3. contact an attorney that specializes in renter's rights. powayseller recommended this one before,, I used them with excellent result as well. they're based in SD. If you are elsewhere maybe they'll help give you referrances.

4. Soholaw is right, the lease do transfer if someone decides to purchase from your lender. that's why escrow account may be better than stop payment on your rent, because the new owner would have to honor your prior lease, you want to still be in good standing.

Submitted by donaldduckmoore on July 9, 2007 - 9:19am.

I feel sad to the renters. Aren't there any laws that protect the renters? Can we list some renter helping rules in the discussion so that renters can get help?

Submitted by no_such_reality on July 9, 2007 - 10:20am.

This discussion, almost verbatim has occurred several times on Piggington. Start with talking with a tenant lawyer.

Here's one previous mention.

Submitted by Steve Beebo on July 9, 2007 - 5:22pm.

I don't think your lease will still be valid if there is a trustee's sale.

I know you don't want to assume his loan - you said he is way underwater.

You may be able to lease from the bank after the foreclosure, but I haven't seen any REO properties with tenants: they all seem to be vacant.

You may not think that this is ethical, but if the owner is not going too pay his mortgage anymore, you could tell him to keep the $2,000 security deposit, and you're not going to pay him anymore rent. Then run to the survivalist store, stock up on weapons, ammo, and non-perishable food, and barricade yourself in the house until the SWAT team shows up next winter.

Submitted by housingfreefall on July 10, 2007 - 6:54am.

Are you in a position to buy the house? I do not mean now, but as this progress you are in the best position possible to take the property over before the foreclosure is eminent.
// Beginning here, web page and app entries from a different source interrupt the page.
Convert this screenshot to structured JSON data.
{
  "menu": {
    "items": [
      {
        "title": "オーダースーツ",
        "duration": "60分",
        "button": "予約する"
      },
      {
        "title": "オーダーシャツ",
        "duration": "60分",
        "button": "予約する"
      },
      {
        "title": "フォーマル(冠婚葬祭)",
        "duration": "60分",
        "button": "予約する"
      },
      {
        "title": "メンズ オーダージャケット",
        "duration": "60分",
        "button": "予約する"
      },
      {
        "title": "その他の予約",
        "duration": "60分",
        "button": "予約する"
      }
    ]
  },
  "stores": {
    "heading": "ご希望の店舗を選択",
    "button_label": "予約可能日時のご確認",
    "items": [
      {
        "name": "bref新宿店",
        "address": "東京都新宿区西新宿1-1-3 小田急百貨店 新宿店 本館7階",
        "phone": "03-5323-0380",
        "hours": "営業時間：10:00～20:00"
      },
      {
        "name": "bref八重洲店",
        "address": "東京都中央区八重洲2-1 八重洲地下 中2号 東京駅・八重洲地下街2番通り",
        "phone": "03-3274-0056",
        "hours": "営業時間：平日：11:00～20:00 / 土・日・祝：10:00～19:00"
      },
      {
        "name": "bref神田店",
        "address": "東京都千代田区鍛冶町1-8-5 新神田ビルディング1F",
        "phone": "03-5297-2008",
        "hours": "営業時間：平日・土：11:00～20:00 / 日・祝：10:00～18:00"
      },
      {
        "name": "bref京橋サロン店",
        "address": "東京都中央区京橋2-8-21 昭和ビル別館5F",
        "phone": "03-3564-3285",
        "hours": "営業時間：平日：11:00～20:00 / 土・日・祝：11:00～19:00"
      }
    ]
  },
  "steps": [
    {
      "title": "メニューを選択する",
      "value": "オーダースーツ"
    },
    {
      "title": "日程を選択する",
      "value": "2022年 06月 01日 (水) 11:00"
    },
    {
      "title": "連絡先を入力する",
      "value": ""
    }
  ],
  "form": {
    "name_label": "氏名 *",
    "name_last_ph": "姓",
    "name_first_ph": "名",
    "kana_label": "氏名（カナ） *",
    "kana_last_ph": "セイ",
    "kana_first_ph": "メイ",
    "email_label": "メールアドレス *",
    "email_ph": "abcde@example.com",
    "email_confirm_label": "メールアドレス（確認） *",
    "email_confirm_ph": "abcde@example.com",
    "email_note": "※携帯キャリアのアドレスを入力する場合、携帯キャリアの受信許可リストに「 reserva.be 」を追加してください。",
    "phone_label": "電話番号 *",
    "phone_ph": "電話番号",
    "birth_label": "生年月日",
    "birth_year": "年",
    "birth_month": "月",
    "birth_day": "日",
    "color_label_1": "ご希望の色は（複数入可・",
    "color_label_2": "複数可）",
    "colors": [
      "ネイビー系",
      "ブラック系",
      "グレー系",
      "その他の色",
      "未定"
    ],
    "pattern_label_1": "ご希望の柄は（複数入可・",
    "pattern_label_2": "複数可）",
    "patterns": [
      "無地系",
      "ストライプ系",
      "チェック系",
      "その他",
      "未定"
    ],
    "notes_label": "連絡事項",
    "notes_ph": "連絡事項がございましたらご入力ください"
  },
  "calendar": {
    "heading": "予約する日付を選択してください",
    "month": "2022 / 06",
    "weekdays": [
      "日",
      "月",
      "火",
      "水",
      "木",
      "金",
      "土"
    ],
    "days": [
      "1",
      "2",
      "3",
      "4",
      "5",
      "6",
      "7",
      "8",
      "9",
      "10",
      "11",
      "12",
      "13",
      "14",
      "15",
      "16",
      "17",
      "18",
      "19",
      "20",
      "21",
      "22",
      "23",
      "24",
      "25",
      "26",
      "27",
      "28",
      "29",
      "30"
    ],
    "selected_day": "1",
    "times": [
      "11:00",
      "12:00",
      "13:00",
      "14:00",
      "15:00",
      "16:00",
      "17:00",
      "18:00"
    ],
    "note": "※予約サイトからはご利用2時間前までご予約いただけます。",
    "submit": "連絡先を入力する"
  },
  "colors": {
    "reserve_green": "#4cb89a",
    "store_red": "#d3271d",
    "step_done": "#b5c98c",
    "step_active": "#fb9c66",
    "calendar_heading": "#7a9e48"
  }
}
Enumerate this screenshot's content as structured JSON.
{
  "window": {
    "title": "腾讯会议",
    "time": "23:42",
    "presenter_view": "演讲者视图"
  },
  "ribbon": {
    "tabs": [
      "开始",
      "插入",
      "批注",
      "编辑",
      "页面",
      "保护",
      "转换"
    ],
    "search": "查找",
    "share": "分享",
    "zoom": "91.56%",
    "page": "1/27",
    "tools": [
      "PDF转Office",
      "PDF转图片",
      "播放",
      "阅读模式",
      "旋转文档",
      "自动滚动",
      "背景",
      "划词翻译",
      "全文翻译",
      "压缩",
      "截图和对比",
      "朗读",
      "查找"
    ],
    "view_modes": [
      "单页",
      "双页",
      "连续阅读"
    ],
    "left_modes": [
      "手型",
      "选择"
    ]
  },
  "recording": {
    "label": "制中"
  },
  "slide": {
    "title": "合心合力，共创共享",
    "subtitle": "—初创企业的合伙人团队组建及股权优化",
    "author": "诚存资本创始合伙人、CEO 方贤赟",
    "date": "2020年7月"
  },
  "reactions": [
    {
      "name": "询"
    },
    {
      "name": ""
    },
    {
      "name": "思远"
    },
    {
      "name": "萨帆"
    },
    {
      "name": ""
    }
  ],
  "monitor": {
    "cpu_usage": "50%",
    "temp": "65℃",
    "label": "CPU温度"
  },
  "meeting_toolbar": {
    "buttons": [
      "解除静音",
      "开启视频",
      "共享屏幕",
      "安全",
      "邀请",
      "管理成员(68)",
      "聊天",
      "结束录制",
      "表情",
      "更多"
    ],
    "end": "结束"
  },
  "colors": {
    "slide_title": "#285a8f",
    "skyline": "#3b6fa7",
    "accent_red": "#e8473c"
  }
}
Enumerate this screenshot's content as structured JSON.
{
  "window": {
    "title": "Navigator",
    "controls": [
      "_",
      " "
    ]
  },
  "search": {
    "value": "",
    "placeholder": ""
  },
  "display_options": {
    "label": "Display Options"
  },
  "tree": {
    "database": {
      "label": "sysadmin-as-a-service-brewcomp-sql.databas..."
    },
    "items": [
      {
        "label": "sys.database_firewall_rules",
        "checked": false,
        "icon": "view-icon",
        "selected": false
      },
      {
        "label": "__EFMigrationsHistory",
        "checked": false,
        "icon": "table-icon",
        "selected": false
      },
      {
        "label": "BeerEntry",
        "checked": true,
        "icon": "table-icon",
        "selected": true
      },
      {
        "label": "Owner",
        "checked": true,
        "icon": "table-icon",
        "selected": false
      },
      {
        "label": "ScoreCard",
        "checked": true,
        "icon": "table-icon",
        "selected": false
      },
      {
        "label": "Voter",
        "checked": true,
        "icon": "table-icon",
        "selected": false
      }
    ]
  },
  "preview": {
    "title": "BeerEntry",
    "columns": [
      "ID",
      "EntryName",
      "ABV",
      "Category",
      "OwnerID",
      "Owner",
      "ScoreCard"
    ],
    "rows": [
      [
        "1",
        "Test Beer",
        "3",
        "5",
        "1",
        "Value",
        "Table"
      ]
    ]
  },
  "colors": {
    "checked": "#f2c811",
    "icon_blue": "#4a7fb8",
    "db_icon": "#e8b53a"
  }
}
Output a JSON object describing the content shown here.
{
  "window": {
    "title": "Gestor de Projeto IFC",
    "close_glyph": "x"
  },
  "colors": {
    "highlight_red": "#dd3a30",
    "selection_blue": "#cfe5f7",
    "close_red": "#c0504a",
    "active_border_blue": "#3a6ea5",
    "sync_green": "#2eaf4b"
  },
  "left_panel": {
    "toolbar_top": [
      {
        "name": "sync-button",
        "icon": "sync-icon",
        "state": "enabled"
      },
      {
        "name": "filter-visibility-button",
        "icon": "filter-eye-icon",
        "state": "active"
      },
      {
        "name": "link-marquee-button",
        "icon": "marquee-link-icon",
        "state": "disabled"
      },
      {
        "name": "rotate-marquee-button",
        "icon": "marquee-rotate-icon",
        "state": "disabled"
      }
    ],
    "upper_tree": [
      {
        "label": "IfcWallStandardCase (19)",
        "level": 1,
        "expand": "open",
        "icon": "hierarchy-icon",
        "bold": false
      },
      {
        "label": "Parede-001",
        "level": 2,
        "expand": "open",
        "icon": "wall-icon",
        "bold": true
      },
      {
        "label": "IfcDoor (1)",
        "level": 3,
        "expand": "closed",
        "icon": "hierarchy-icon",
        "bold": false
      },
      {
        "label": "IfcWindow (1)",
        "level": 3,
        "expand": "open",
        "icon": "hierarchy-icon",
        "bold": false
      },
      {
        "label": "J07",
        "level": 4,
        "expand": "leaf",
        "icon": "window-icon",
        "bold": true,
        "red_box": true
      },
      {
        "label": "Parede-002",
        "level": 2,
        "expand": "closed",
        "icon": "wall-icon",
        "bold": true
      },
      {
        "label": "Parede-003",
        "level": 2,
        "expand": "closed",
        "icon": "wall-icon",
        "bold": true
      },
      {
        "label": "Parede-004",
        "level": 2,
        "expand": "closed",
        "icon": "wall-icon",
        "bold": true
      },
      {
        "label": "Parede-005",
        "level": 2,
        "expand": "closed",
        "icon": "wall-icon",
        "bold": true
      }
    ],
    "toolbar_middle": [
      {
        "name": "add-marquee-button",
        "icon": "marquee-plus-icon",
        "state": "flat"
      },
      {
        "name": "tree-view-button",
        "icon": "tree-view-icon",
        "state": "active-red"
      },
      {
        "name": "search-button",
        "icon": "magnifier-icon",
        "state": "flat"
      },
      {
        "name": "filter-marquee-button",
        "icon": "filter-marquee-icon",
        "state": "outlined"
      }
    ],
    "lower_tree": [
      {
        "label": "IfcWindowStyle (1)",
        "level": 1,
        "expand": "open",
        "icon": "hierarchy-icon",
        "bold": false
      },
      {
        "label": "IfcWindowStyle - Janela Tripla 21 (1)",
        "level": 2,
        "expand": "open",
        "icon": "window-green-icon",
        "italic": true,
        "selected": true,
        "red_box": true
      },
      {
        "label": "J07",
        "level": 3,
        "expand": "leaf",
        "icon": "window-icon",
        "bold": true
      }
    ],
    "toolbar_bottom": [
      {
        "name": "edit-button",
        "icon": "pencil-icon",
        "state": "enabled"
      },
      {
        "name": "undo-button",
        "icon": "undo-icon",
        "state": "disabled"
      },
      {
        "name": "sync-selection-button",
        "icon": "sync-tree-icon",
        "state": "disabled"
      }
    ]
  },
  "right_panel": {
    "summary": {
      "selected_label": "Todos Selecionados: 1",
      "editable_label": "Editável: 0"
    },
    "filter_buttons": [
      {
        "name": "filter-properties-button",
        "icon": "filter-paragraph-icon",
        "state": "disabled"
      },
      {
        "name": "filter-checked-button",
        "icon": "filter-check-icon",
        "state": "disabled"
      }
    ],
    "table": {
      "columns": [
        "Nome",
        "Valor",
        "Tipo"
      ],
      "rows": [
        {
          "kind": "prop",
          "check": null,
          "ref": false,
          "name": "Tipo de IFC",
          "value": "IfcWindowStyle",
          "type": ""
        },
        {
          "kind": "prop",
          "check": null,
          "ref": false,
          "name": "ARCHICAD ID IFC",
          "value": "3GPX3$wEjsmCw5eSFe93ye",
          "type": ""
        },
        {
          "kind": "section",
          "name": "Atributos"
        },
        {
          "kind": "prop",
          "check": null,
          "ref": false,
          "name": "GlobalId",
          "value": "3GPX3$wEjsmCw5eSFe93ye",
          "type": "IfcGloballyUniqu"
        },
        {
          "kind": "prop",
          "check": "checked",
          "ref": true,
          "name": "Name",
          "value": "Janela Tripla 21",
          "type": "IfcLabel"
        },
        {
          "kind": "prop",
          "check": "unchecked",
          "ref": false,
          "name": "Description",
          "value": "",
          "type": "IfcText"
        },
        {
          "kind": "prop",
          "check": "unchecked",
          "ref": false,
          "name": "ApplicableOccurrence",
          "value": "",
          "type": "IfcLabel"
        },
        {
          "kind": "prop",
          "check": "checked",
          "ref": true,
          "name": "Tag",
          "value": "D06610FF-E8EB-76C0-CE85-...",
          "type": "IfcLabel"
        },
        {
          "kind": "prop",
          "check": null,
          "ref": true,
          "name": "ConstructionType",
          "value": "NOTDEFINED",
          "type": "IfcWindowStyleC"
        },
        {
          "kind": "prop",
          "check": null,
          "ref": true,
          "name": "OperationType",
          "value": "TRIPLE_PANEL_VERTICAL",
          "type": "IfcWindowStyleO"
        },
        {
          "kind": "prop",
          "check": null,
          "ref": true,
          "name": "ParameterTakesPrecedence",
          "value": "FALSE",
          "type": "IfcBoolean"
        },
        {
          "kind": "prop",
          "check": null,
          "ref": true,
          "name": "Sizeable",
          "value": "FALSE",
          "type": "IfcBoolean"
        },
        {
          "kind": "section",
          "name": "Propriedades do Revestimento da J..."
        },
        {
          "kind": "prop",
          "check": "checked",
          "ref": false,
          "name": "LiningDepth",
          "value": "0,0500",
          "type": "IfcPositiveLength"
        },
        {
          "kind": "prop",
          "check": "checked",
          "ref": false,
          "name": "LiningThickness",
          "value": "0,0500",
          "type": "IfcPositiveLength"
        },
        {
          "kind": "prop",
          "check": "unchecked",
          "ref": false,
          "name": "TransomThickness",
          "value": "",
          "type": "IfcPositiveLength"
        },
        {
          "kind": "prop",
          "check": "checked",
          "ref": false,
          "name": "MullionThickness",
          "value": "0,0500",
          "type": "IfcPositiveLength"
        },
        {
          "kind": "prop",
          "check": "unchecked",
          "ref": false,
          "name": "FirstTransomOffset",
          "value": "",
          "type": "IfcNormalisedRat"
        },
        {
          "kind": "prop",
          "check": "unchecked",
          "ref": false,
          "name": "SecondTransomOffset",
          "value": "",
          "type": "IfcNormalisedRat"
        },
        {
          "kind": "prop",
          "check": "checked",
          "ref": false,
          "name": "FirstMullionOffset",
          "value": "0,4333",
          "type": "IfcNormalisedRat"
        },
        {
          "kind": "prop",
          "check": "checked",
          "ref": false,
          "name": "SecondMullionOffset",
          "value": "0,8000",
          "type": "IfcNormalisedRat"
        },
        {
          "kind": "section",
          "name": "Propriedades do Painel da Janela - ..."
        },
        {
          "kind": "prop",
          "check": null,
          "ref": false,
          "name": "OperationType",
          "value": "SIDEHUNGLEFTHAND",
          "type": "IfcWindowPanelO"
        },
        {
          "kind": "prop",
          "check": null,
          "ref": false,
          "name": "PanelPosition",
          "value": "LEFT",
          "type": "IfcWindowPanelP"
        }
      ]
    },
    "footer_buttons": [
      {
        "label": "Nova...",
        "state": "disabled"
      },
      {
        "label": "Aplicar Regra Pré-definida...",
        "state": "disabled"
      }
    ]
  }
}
This may be a great opportunity, especially if he is going to walk. I would wait it out. Prior to the court steps the owner can liquidate or in this case dump and in that window there is an opportunity to strike; you can approach the lender most probably with this guy’s approval. I would get ready do comps now and again just before the foreclosure, note any repairs, piece together articles of how housing is on the decline-Right off the bat you will have no agent that is a 6% reduction. You may have found a little screamer!!!

Based on a 650000 home *comp supported
Deduct 6% 39500.00
Deduct any repairs 1% 6500.00
Deduct 2-5% projected decline in housing lets say 2.5% 16250.00
= 587,750 Good area? Location? Schools?

If this unravels between now and Nov you will have the advantage because lenders are preparing to write off bad debt which will place you in an even better position. Or wait and after the auction approach the lender. Beware: if it is a good property the sharks will be there to meet you.

Good luck..

On the rent side negotiate explain since he is not paying a mortgage you are willing to give him a grand a month for rent, and it will be taken out of the deposit he is holding. That translates to 2 month plus you will get a couple of month until the property makes it to the auction…I would not go any where until you must and any landlord will appreciate you were in a situation you had no control over.

Comment viewing options

Select your preferred way to display the comments and click "Save settings" to activate your changes.